:: Goal of the exercise ::
Using the records below, filter out every line that lacks "start" and copy the rest.

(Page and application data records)
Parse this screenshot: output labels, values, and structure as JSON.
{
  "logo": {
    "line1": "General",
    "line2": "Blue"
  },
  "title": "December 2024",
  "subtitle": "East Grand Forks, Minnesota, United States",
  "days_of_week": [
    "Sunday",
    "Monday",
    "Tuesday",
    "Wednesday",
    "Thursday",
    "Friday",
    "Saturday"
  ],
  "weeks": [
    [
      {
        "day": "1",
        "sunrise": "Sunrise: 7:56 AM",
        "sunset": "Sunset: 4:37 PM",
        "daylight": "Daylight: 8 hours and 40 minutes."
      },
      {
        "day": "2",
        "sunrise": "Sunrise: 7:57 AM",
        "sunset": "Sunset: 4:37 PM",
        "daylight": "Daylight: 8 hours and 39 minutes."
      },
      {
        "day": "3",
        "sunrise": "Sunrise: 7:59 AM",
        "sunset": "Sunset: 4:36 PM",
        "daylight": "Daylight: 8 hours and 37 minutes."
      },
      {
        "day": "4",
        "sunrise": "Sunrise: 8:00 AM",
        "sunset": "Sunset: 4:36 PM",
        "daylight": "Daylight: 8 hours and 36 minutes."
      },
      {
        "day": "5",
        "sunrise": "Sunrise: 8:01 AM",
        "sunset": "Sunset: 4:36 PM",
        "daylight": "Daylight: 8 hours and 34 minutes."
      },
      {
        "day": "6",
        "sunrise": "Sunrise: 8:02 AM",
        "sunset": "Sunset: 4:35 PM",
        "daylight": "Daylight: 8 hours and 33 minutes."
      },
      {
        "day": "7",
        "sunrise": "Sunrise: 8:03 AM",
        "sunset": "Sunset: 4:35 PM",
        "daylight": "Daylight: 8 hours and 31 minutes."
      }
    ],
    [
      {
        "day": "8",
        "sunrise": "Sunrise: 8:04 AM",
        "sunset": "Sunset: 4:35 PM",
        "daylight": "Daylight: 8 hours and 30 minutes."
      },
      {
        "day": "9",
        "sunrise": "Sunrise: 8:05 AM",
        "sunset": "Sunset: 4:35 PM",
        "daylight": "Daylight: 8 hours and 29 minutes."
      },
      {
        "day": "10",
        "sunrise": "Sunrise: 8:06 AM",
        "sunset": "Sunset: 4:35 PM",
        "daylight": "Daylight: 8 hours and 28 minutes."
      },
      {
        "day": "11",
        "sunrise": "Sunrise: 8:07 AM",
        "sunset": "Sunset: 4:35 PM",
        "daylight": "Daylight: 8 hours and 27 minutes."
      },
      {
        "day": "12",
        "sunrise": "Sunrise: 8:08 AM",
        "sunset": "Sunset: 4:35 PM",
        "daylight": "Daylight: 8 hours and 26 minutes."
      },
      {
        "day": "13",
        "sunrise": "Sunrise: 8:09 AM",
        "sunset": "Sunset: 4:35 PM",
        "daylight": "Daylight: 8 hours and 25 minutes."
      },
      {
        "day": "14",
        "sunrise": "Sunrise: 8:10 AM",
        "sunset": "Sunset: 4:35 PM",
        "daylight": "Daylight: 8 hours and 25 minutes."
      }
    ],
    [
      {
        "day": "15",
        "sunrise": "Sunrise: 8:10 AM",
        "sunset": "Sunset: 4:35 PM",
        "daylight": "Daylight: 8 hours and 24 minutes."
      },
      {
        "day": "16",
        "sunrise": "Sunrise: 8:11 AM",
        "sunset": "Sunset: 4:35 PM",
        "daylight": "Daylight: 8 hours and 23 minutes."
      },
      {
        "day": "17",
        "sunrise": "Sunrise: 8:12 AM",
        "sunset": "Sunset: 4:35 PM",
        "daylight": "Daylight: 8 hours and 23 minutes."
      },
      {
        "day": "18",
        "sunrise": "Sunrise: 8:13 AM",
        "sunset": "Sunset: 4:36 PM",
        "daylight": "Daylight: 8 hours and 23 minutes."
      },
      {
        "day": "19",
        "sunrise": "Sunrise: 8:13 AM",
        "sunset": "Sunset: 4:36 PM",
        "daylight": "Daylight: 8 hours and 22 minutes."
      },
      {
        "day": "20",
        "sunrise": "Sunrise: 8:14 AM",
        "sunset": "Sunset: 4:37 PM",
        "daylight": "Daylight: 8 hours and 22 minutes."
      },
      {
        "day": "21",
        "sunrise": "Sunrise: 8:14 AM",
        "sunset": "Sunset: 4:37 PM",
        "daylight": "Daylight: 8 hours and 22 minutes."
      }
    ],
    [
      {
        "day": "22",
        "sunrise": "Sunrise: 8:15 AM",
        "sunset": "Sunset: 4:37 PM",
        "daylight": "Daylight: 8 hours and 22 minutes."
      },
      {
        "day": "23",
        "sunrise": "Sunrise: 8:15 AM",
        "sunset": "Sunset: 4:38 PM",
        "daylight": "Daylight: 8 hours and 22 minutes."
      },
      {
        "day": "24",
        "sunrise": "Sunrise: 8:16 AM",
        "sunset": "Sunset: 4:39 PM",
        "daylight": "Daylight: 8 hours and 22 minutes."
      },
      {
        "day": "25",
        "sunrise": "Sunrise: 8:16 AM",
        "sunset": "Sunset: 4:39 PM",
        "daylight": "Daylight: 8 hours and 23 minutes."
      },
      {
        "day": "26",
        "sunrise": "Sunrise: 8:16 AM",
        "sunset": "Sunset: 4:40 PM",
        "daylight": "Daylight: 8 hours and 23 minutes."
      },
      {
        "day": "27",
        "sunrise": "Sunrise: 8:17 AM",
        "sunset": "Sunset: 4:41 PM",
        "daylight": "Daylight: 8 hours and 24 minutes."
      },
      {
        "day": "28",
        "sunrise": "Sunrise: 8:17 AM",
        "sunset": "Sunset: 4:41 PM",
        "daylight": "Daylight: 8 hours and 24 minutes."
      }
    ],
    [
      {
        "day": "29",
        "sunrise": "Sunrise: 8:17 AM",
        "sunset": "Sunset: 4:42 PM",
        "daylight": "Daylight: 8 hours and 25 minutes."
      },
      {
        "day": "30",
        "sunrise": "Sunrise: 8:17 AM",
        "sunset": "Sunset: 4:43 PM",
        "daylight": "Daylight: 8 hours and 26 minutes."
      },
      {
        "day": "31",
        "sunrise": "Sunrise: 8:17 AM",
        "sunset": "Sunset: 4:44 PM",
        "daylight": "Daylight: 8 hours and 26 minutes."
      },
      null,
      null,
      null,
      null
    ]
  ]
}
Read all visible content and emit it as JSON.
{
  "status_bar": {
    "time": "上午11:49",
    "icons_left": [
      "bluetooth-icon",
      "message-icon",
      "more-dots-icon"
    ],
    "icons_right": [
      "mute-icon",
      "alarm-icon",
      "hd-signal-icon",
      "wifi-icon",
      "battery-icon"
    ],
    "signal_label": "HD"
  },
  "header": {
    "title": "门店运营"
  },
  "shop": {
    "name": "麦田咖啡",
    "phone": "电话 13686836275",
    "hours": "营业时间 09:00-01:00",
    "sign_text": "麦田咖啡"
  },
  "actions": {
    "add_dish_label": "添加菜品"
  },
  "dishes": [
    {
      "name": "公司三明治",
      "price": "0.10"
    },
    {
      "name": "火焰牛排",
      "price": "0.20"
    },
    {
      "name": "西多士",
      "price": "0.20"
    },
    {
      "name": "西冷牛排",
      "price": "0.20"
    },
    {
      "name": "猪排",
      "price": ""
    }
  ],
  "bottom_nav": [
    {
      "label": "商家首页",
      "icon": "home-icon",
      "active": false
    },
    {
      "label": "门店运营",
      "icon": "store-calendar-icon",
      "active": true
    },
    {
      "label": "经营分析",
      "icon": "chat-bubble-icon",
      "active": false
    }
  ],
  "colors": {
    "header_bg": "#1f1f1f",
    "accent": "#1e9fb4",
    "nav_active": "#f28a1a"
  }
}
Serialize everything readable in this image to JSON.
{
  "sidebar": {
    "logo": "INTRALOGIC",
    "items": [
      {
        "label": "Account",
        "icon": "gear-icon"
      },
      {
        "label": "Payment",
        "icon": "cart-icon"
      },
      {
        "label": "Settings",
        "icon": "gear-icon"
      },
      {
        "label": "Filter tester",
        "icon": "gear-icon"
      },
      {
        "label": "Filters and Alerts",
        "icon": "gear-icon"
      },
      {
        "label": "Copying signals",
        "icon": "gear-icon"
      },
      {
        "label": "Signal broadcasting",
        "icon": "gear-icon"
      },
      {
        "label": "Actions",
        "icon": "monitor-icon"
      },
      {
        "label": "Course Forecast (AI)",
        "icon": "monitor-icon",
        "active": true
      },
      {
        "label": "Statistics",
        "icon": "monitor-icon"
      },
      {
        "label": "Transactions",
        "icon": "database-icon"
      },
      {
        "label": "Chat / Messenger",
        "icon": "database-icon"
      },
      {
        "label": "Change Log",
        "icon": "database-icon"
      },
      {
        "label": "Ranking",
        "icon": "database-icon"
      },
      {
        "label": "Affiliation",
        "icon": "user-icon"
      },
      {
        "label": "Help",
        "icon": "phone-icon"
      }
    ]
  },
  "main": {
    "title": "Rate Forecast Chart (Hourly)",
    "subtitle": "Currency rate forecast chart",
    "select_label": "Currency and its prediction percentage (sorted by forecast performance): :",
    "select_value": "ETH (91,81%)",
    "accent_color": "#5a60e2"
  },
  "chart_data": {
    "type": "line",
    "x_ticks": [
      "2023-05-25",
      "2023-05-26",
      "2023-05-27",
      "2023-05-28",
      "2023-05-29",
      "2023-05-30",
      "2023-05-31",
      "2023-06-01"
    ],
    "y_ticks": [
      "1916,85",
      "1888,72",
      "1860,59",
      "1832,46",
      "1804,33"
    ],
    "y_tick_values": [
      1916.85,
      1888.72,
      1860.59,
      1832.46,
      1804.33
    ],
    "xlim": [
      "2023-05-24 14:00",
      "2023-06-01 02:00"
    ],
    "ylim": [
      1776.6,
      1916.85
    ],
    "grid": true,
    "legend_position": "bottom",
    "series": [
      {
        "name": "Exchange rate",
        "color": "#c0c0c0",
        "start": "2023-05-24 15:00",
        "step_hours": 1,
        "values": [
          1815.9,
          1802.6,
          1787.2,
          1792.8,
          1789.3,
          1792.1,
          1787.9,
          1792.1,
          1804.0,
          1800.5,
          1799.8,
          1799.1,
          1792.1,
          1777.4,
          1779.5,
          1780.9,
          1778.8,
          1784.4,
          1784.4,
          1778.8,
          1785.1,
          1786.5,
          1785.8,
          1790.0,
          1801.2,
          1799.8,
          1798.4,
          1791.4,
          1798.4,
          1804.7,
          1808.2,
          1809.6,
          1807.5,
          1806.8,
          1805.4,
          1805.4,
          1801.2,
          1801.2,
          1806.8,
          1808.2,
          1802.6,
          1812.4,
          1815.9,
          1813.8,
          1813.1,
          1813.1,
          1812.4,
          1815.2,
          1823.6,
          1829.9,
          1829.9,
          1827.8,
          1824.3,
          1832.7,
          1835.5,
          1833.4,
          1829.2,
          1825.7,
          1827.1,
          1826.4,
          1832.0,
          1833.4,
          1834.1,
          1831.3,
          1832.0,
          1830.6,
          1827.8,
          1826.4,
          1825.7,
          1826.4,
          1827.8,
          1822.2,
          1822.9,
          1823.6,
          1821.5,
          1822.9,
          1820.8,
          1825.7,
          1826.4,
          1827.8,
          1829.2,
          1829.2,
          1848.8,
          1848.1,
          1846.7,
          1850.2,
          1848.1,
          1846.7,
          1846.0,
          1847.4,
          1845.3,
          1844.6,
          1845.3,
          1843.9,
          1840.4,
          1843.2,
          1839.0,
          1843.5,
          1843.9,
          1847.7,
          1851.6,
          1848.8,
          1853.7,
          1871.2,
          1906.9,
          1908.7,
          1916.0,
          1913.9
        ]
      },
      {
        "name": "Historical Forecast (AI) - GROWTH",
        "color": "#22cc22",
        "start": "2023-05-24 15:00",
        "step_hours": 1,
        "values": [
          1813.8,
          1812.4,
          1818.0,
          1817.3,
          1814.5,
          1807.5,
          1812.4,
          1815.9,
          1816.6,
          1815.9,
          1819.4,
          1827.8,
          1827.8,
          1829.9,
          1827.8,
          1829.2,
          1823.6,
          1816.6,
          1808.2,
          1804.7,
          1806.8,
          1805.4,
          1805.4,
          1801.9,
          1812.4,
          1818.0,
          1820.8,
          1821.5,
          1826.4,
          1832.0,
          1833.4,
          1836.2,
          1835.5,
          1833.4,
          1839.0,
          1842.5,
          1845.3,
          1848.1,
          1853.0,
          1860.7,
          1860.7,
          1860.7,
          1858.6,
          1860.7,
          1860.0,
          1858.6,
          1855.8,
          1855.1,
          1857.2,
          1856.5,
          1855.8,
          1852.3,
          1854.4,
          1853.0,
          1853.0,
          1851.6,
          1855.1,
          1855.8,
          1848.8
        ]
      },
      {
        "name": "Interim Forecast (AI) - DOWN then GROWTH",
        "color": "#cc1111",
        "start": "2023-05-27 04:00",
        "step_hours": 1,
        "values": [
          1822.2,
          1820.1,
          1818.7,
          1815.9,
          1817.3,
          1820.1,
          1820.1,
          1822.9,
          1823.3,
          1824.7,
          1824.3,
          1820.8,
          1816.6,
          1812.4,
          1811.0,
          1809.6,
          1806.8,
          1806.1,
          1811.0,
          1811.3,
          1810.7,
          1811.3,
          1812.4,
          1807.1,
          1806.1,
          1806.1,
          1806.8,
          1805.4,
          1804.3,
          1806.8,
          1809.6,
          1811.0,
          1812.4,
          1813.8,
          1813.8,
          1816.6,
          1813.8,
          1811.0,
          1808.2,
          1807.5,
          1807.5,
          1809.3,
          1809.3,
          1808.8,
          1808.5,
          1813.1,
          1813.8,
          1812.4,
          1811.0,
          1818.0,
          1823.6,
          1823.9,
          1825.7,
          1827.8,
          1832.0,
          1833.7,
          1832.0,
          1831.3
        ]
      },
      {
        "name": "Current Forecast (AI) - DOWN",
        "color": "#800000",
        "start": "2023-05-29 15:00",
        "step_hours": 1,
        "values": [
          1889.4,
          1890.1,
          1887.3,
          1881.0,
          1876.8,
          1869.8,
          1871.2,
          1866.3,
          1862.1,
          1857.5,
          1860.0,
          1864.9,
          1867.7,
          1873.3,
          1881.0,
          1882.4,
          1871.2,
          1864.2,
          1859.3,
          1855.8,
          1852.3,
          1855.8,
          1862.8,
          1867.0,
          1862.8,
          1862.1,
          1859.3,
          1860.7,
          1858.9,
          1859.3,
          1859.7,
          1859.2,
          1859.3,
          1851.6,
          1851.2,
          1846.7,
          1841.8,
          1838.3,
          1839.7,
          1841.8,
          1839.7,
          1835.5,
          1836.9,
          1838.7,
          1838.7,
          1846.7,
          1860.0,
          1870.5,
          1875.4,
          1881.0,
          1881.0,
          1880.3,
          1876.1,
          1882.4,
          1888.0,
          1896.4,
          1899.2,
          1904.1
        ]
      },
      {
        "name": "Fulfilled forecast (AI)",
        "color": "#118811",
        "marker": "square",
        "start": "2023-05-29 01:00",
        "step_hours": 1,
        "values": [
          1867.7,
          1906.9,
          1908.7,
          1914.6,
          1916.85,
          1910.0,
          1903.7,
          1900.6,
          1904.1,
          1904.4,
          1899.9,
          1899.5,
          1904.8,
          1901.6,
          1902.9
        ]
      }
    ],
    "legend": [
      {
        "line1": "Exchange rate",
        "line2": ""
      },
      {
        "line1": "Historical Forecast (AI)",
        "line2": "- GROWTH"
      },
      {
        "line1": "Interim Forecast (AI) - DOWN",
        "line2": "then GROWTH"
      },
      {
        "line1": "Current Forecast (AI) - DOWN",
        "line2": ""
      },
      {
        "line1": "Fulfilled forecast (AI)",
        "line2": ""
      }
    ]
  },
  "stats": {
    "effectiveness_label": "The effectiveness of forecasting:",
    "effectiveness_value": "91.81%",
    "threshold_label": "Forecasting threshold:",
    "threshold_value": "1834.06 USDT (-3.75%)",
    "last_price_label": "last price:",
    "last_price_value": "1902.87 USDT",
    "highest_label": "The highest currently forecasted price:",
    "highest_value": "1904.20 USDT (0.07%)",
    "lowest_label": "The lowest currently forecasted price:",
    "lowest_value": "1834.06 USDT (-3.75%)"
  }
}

:: Answer to the problem ::
        "start": "2023-05-24 15:00",
        "start": "2023-05-24 15:00",
        "start": "2023-05-27 04:00",
        "start": "2023-05-29 15:00",
        "start": "2023-05-29 01:00",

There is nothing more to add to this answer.